For the best use after the holidays, puree some of the sauce, add it to your favorite ice cream base and make your own Cranberry-Cherry ice cream!

  • 1 1/4 cup granulated sugar
  • 1/2 each zest of orange, thinly sliced
  • 1 pound cranberries, fresh preferred
  • 1/2 stick vanilla bean, split in half
  • 2 each  cinnamon sticks
  • 1/2 cup  sun-dried cherries
  • 1 1/2 cups zinfandel
  • 1/4 teaspoon kosher salt
  • 1/2 cup  orange juice, fresh squeezed

Directions

  1. Place the sugar and orange zest in a food processor and grind until it is very fine. Place the sugar mix and all ingredients EXCEPT the cranberries in a non-reactive medium sauce pan and turn the flame to medium-high. Boil until the volume is reduced to 1/2 of the original volume.
  2. Add the cranberries and simmer. Once the berries start to burst, let the pot simmer for another 5 minutes. Remove form the heat and using a whisk, break up the berries. Remove the vanilla bean and cinnamon sticks and let cool. Refrigerate over night.
  3. The next day, stir the cranberry sauce and check for flavor and the consistency.

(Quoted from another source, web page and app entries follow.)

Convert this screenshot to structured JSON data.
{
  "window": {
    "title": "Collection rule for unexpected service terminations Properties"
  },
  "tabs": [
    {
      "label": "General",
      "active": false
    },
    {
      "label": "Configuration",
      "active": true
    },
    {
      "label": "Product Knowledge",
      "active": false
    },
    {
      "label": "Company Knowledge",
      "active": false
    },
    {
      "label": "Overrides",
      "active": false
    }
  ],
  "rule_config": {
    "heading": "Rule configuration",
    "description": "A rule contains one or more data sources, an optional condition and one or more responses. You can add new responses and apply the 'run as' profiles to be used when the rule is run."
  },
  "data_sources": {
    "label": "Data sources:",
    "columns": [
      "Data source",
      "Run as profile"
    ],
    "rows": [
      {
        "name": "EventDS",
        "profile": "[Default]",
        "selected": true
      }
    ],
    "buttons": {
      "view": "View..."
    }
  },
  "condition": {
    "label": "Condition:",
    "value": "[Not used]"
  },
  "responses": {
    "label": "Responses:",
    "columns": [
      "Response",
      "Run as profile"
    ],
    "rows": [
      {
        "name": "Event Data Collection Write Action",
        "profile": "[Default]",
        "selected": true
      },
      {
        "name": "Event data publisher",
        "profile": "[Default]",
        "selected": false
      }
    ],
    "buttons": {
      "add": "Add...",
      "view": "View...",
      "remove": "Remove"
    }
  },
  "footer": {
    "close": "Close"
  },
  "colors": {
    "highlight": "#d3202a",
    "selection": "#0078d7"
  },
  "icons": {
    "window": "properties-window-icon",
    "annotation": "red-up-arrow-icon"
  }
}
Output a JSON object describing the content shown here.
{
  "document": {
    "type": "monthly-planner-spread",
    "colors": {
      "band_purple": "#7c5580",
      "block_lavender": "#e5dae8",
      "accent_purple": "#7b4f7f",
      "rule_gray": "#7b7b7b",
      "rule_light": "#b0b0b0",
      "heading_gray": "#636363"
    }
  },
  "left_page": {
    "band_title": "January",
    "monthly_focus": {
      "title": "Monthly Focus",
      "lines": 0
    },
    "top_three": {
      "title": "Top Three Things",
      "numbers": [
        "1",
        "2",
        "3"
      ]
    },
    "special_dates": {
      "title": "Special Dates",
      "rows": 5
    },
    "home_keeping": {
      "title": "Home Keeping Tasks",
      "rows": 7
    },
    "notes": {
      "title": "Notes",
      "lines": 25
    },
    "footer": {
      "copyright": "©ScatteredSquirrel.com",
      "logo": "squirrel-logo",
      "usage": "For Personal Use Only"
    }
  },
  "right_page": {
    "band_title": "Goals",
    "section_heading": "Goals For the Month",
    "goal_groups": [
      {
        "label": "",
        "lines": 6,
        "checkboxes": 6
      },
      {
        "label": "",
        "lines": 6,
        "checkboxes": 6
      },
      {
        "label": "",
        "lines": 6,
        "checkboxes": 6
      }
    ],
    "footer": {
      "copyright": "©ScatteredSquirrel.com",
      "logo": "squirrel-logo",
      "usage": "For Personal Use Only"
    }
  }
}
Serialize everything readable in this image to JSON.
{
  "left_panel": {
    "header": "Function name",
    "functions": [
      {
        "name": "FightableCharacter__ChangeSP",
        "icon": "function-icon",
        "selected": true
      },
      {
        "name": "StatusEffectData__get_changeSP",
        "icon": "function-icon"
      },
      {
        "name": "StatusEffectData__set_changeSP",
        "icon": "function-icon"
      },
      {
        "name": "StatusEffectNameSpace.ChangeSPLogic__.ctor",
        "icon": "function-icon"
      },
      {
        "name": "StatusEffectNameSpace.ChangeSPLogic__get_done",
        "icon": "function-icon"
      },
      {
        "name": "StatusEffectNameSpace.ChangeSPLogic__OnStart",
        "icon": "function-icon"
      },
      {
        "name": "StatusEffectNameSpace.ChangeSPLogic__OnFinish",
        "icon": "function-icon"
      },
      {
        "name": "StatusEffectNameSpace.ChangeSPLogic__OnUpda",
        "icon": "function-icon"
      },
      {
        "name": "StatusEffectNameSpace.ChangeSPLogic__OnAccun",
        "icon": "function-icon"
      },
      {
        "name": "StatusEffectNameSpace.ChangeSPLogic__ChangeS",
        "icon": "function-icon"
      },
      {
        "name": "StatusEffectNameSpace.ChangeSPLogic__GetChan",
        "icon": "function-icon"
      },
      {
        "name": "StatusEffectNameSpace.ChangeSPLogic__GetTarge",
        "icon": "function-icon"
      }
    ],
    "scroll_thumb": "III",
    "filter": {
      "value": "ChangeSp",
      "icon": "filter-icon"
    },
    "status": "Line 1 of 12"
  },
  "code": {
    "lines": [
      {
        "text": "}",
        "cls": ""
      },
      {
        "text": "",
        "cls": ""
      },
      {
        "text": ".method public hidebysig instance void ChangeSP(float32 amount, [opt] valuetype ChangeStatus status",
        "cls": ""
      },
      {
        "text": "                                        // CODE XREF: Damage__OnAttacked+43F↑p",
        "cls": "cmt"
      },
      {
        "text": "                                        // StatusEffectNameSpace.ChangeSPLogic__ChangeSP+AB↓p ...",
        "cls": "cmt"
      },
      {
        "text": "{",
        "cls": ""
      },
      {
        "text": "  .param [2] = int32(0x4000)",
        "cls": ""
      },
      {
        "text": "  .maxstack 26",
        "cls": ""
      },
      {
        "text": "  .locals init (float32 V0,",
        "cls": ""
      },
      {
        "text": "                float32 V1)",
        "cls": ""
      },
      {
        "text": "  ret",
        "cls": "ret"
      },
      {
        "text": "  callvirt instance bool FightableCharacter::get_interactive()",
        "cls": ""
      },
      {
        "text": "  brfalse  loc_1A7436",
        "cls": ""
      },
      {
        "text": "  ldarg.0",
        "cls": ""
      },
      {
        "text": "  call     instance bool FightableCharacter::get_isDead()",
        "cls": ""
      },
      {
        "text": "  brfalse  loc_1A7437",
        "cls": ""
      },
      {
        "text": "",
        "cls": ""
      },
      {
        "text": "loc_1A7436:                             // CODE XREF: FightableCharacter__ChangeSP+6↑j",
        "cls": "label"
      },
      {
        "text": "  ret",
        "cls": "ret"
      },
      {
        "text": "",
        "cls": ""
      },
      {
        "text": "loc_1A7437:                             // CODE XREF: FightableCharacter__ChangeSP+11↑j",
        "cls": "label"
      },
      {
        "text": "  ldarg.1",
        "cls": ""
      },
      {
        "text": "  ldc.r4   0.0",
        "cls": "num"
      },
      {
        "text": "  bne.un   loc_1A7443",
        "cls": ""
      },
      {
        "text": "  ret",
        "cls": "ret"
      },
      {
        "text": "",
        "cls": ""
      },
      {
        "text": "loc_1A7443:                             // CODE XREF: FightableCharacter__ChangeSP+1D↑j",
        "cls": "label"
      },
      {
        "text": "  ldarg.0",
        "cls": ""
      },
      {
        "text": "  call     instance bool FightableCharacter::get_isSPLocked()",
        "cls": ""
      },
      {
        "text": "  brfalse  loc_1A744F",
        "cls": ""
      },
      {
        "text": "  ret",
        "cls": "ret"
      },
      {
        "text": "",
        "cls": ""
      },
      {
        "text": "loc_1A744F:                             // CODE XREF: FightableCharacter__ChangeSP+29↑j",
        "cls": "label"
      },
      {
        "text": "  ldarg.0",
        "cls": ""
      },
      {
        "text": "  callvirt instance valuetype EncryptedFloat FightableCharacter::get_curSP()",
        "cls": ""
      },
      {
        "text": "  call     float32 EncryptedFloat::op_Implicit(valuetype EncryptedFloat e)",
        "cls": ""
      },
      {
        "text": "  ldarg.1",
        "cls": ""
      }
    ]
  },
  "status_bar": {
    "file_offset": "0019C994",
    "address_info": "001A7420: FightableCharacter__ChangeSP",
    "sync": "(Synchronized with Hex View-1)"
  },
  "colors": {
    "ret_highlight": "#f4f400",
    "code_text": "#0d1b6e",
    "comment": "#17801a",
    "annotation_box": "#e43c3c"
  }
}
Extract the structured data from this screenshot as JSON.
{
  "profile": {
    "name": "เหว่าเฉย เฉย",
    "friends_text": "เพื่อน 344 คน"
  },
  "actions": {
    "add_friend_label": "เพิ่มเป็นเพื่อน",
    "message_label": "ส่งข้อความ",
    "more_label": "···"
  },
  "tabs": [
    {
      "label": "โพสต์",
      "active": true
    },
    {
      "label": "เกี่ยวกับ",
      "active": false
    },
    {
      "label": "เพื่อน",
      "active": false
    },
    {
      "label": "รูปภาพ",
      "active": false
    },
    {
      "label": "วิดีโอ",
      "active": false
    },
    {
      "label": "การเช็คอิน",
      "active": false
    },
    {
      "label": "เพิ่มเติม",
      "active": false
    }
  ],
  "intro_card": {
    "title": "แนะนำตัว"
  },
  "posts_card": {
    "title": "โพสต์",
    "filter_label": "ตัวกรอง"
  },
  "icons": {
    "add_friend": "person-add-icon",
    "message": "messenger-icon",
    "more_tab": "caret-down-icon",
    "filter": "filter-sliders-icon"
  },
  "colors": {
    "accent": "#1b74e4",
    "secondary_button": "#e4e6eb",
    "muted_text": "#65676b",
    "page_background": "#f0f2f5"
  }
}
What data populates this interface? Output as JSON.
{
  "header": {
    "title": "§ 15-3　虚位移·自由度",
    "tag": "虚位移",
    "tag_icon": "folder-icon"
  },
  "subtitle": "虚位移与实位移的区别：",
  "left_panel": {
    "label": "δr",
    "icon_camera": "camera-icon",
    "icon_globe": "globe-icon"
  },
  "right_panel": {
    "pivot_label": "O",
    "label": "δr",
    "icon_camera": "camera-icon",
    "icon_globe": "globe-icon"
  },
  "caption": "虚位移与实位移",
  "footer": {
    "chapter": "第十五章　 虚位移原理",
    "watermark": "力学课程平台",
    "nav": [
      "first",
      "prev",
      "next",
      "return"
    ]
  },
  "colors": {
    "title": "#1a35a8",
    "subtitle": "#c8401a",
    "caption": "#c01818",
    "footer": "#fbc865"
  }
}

BBQ Oysters with Pinot Gris Butter

Posted in Accompaniments on April 15th, 2010 by Bruce Riezenman – Be the first to comment

Yield: enough for 2 dozen oysters

  • 1/2 # butter (unsalted)
  • 3 oz Pinot Gris
  • 1T chopped parsley (flat leaf)
  • 1.5 t chopped garlic
  • 1.5 t chopped shallots
  • Zest of 3/4 lemon
  • Zest of 1/3 orange
  • 1/8 t freshly ground black pepper
  • 1/8 t salt

Directions

  1. Allow butter to soften to room temperature.
  2. Place pinot gris in small non-reactive sauce pan. Reduce over medium heat to 1/4 it’s volume (you should have 1.5 T of reduced wine left). Cool to room temperature.
  3. Place butter, wine, garlic, shallots, parsley, and pepper in a medium sized mixing bowl. Zest lemon and orange with a micro-plane directly into the bowl to capture the essential oils.
  4. Mix with a wooden spoon until the wine is absorbed into the butter mixture. Taste and add salt.
  5. Use immediately, or roll it in wax paper into a “log” and store in the refrigerator or the freezer until needed. This recipe can be made several days ahead. It is best when made at least 2-3 hours ahead or the night before to allow the flavors to develop.

Note: Place oysters on a medium temperature BBQ and cover with lid. Cook them slowly until they just “pop” open. Remove from the BBQ and cut under the shell and above the oyster to release the top shell. Top with Pinot Gris butter and cook until the liquid starts to bubble inside the oyster shell.

Merlot Butter for Grilled Steaks

Posted in Accompaniments on April 15th, 2010 by Bruce Riezenman – Be the first to comment

Makes enough for 6 steaks

  • 2 cups Merlot
  • 1/2 pound salted butter, softened at room temperature
  • 1 each shallot, peeled and minced
  • 1/4 teaspoon ground black pepper
  • 1 teaspoon fresh rosemary, minced

Directions

  1. Pour the merlot in a small, heavy bottomed sauce pot and boil/reduce over high heat (uncovered) until only 1/2 cup remains. Allow the reduced wine to cool to room temperature.
  2. In a medium sized mixing bowl, combine all the remaining ingredients and mix together (with a sturdy wooden spoon) until they are combined.
  3. Place a 6” long and 12” wide piece of wax paper on the counter and place the merlot butter (about an inch away from one of the long edges) on the paper roughly in the shape of a log that is 1 inch in diameter. Carefully roll the butter in the paper to form a nice cylinder. Chill in the refrigerator for 30 minutes.
  4. Grill your favorite steak, place the steaks on a plate or platter, and while still warm, top with slices of merlot butter.